Dataset records ::

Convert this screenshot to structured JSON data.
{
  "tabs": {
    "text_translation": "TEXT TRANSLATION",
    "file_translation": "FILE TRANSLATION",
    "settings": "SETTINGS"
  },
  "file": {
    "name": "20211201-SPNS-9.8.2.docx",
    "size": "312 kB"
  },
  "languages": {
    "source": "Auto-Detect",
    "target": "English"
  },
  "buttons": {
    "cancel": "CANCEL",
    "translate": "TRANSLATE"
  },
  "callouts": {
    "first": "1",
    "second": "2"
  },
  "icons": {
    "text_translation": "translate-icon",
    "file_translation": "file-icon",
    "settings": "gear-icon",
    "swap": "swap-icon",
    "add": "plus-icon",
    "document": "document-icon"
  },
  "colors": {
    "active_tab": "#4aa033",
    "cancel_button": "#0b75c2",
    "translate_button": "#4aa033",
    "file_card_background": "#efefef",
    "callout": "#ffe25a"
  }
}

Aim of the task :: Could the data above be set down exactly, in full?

Your solution ::
Convert this screenshot to structured JSON data.
{
  "tabs": {
    "text_translation": "TEXT TRANSLATION",
    "file_translation": "FILE TRANSLATION",
    "settings": "SETTINGS"
  },
  "file": {
    "name": "20211201-SPNS-9.8.2.docx",
    "size": "312 kB"
  },
  "languages": {
    "source": "Auto-Detect",
    "target": "English"
  },
  "buttons": {
    "cancel": "CANCEL",
    "translate": "TRANSLATE"
  },
  "callouts": {
    "first": "1",
    "second": "2"
  },
  "icons": {
    "text_translation": "translate-icon",
    "file_translation": "file-icon",
    "settings": "gear-icon",
    "swap": "swap-icon",
    "add": "plus-icon",
    "document": "document-icon"
  },
  "colors": {
    "active_tab": "#4aa033",
    "cancel_button": "#0b75c2",
    "translate_button": "#4aa033",
    "file_card_background": "#efefef",
    "callout": "#ffe25a"
  }
}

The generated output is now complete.